++++ ENTRIES PROVIDED ++++

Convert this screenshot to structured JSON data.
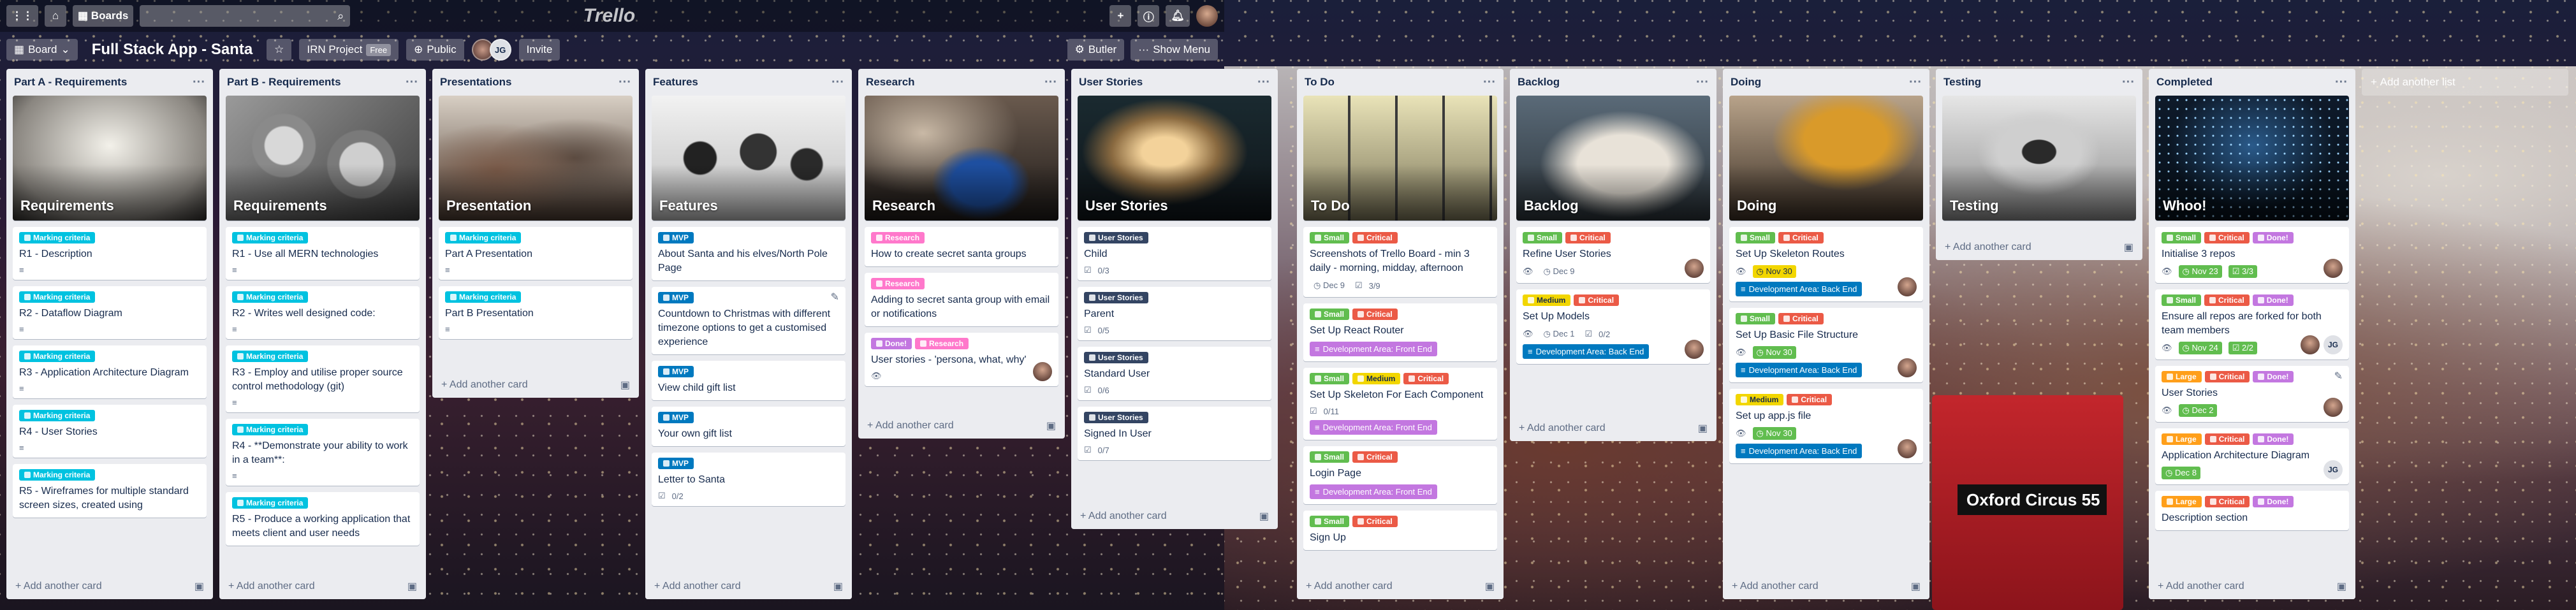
{
  "topbar": {
    "home_icon": "home-icon",
    "boards_label": "Boards",
    "logo": "Trello"
  },
  "boardbar": {
    "board_btn": "Board",
    "title": "Full Stack App - Santa",
    "workspace": "IRN Project",
    "free": "Free",
    "visibility": "Public",
    "invite": "Invite",
    "butler": "Butler",
    "show_menu": "Show Menu",
    "member_initials": "JG"
  },
  "add_card": "Add another card",
  "add_list": "Add another list",
  "labels": {
    "mc": "Marking criteria",
    "mvp": "MVP",
    "research": "Research",
    "done": "Done!",
    "small": "Small",
    "critical": "Critical",
    "medium": "Medium",
    "large": "Large",
    "us": "User Stories",
    "fe": "Development Area: Front End",
    "be": "Development Area: Back End"
  },
  "colors": {
    "mc": "#00c2e0",
    "mvp": "#0079bf",
    "research": "#ff78cb",
    "done": "#c377e0",
    "small": "#61bd4f",
    "critical": "#eb5a46",
    "medium": "#f2d600",
    "large": "#ff9f1a",
    "us": "#344563",
    "fe": "#c377e0",
    "be": "#0079bf"
  },
  "lists": {
    "partA": {
      "title": "Part A - Requirements",
      "cover": "Requirements",
      "cards": [
        "R1 - Description",
        "R2 - Dataflow Diagram",
        "R3 - Application Architecture Diagram",
        "R4 - User Stories",
        "R5 - Wireframes for multiple standard screen sizes, created using"
      ]
    },
    "partB": {
      "title": "Part B - Requirements",
      "cover": "Requirements",
      "cards": [
        "R1 - Use all MERN technologies",
        "R2 - Writes well designed code:",
        "R3 - Employ and utilise proper source control methodology (git)",
        "R4 - **Demonstrate your ability to work in a team**:",
        "R5 - Produce a working application that meets client and user needs"
      ]
    },
    "presentations": {
      "title": "Presentations",
      "cover": "Presentation",
      "cards": [
        "Part A Presentation",
        "Part B Presentation"
      ]
    },
    "features": {
      "title": "Features",
      "cover": "Features",
      "cards": [
        "About Santa and his elves/North Pole Page",
        "Countdown to Christmas with different timezone options to get a customised experience",
        "View child gift list",
        "Your own gift list",
        "Letter to Santa"
      ],
      "checklist": "0/2"
    },
    "research": {
      "title": "Research",
      "cover": "Research",
      "cards": [
        "How to create secret santa groups",
        "Adding to secret santa group with email or notifications",
        "User stories - 'persona, what, why'"
      ]
    },
    "userstories": {
      "title": "User Stories",
      "cover": "User Stories",
      "cards": [
        "Child",
        "Parent",
        "Standard User",
        "Signed In User"
      ],
      "checks": [
        "0/3",
        "0/5",
        "0/6",
        "0/7"
      ]
    },
    "todo": {
      "title": "To Do",
      "cover": "To Do",
      "cards": [
        "Screenshots of Trello Board - min 3 daily - morning, midday, afternoon",
        "Set Up React Router",
        "Set Up Skeleton For Each Component",
        "Login Page",
        "Sign Up"
      ],
      "due1": "Dec 9",
      "check1": "3/9",
      "check3": "0/11"
    },
    "backlog": {
      "title": "Backlog",
      "cover": "Backlog",
      "cards": [
        "Refine User Stories",
        "Set Up Models"
      ],
      "due1": "Dec 9",
      "due2": "Dec 1",
      "check2": "0/2"
    },
    "doing": {
      "title": "Doing",
      "cover": "Doing",
      "cards": [
        "Set Up Skeleton Routes",
        "Set Up Basic File Structure",
        "Set up app.js file"
      ],
      "due1": "Nov 30",
      "due2": "Nov 30",
      "due3": "Nov 30"
    },
    "testing": {
      "title": "Testing",
      "cover": "Testing"
    },
    "completed": {
      "title": "Completed",
      "cover": "Whoo!",
      "cards": [
        "Initialise 3 repos",
        "Ensure all repos are forked for both team members",
        "User Stories",
        "Application Architecture Diagram",
        "Description section"
      ],
      "due1": "Nov 23",
      "check1": "3/3",
      "due2": "Nov 24",
      "check2": "2/2",
      "due3": "Dec 2",
      "due4": "Dec 8"
    }
  }
}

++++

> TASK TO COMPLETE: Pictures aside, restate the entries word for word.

> PROBLEM SOLUTION:
Convert this screenshot to structured JSON data.
{
  "topbar": {
    "home_icon": "home-icon",
    "boards_label": "Boards",
    "logo": "Trello"
  },
  "boardbar": {
    "board_btn": "Board",
    "title": "Full Stack App - Santa",
    "workspace": "IRN Project",
    "free": "Free",
    "visibility": "Public",
    "invite": "Invite",
    "butler": "Butler",
    "show_menu": "Show Menu",
    "member_initials": "JG"
  },
  "add_card": "Add another card",
  "add_list": "Add another list",
  "labels": {
    "mc": "Marking criteria",
    "mvp": "MVP",
    "research": "Research",
    "done": "Done!",
    "small": "Small",
    "critical": "Critical",
    "medium": "Medium",
    "large": "Large",
    "us": "User Stories",
    "fe": "Development Area: Front End",
    "be": "Development Area: Back End"
  },
  "colors": {
    "mc": "#00c2e0",
    "mvp": "#0079bf",
    "research": "#ff78cb",
    "done": "#c377e0",
    "small": "#61bd4f",
    "critical": "#eb5a46",
    "medium": "#f2d600",
    "large": "#ff9f1a",
    "us": "#344563",
    "fe": "#c377e0",
    "be": "#0079bf"
  },
  "lists": {
    "partA": {
      "title": "Part A - Requirements",
      "cover": "Requirements",
      "cards": [
        "R1 - Description",
        "R2 - Dataflow Diagram",
        "R3 - Application Architecture Diagram",
        "R4 - User Stories",
        "R5 - Wireframes for multiple standard screen sizes, created using"
      ]
    },
    "partB": {
      "title": "Part B - Requirements",
      "cover": "Requirements",
      "cards": [
        "R1 - Use all MERN technologies",
        "R2 - Writes well designed code:",
        "R3 - Employ and utilise proper source control methodology (git)",
        "R4 - **Demonstrate your ability to work in a team**:",
        "R5 - Produce a working application that meets client and user needs"
      ]
    },
    "presentations": {
      "title": "Presentations",
      "cover": "Presentation",
      "cards": [
        "Part A Presentation",
        "Part B Presentation"
      ]
    },
    "features": {
      "title": "Features",
      "cover": "Features",
      "cards": [
        "About Santa and his elves/North Pole Page",
        "Countdown to Christmas with different timezone options to get a customised experience",
        "View child gift list",
        "Your own gift list",
        "Letter to Santa"
      ],
      "checklist": "0/2"
    },
    "research": {
      "title": "Research",
      "cover": "Research",
      "cards": [
        "How to create secret santa groups",
        "Adding to secret santa group with email or notifications",
        "User stories - 'persona, what, why'"
      ]
    },
    "userstories": {
      "title": "User Stories",
      "cover": "User Stories",
      "cards": [
        "Child",
        "Parent",
        "Standard User",
        "Signed In User"
      ],
      "checks": [
        "0/3",
        "0/5",
        "0/6",
        "0/7"
      ]
    },
    "todo": {
      "title": "To Do",
      "cover": "To Do",
      "cards": [
        "Screenshots of Trello Board - min 3 daily - morning, midday, afternoon",
        "Set Up React Router",
        "Set Up Skeleton For Each Component",
        "Login Page",
        "Sign Up"
      ],
      "due1": "Dec 9",
      "check1": "3/9",
      "check3": "0/11"
    },
    "backlog": {
      "title": "Backlog",
      "cover": "Backlog",
      "cards": [
        "Refine User Stories",
        "Set Up Models"
      ],
      "due1": "Dec 9",
      "due2": "Dec 1",
      "check2": "0/2"
    },
    "doing": {
      "title": "Doing",
      "cover": "Doing",
      "cards": [
        "Set Up Skeleton Routes",
        "Set Up Basic File Structure",
        "Set up app.js file"
      ],
      "due1": "Nov 30",
      "due2": "Nov 30",
      "due3": "Nov 30"
    },
    "testing": {
      "title": "Testing",
      "cover": "Testing"
    },
    "completed": {
      "title": "Completed",
      "cover": "Whoo!",
      "cards": [
        "Initialise 3 repos",
        "Ensure all repos are forked for both team members",
        "User Stories",
        "Application Architecture Diagram",
        "Description section"
      ],
      "due1": "Nov 23",
      "check1": "3/3",
      "due2": "Nov 24",
      "check2": "2/2",
      "due3": "Dec 2",
      "due4": "Dec 8"
    }
  }
}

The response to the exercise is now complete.